▶ [Task goal]: Filter out every line below that lacks "date", and copy the rest.

Top of Data records

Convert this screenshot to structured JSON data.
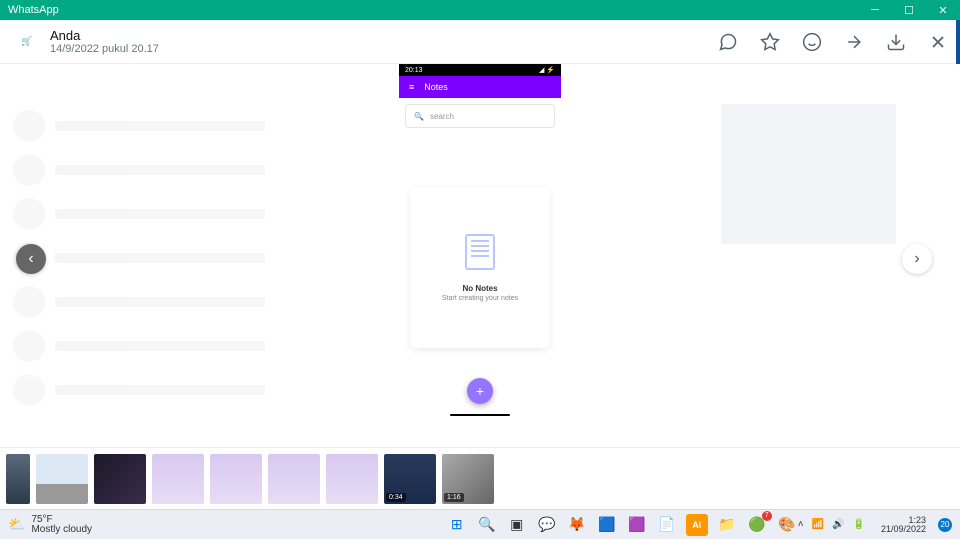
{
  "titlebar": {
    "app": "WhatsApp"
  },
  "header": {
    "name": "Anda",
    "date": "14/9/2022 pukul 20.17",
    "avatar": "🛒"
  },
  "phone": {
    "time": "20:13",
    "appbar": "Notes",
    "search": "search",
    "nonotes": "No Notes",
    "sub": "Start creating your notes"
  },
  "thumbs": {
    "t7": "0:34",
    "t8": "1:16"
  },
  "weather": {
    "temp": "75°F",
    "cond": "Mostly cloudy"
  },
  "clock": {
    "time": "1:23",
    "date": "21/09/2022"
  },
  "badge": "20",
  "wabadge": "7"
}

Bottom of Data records

▶ [Output of the task]:
    "date": "14/9/2022 pukul 20.17",
    "date": "21/09/2022"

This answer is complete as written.